Exercise -> Restate each entry below word for word, without skipping any.
▼
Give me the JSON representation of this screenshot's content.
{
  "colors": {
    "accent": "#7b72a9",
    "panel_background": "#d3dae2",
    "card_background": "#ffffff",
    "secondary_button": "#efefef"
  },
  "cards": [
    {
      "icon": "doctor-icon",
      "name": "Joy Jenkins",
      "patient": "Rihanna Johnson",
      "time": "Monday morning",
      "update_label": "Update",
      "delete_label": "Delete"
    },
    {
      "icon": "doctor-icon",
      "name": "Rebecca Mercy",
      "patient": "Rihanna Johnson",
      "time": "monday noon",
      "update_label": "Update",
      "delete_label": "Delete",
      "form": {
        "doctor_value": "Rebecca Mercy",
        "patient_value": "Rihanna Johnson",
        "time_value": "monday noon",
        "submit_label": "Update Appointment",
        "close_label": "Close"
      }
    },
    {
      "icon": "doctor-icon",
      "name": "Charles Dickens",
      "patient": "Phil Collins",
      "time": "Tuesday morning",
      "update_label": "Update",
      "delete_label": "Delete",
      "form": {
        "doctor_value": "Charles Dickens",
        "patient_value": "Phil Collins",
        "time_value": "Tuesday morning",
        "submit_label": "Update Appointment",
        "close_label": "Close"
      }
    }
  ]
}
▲
Answer box ->
Give me the JSON representation of this screenshot's content.
{
  "colors": {
    "accent": "#7b72a9",
    "panel_background": "#d3dae2",
    "card_background": "#ffffff",
    "secondary_button": "#efefef"
  },
  "cards": [
    {
      "icon": "doctor-icon",
      "name": "Joy Jenkins",
      "patient": "Rihanna Johnson",
      "time": "Monday morning",
      "update_label": "Update",
      "delete_label": "Delete"
    },
    {
      "icon": "doctor-icon",
      "name": "Rebecca Mercy",
      "patient": "Rihanna Johnson",
      "time": "monday noon",
      "update_label": "Update",
      "delete_label": "Delete",
      "form": {
        "doctor_value": "Rebecca Mercy",
        "patient_value": "Rihanna Johnson",
        "time_value": "monday noon",
        "submit_label": "Update Appointment",
        "close_label": "Close"
      }
    },
    {
      "icon": "doctor-icon",
      "name": "Charles Dickens",
      "patient": "Phil Collins",
      "time": "Tuesday morning",
      "update_label": "Update",
      "delete_label": "Delete",
      "form": {
        "doctor_value": "Charles Dickens",
        "patient_value": "Phil Collins",
        "time_value": "Tuesday morning",
        "submit_label": "Update Appointment",
        "close_label": "Close"
      }
    }
  ]
}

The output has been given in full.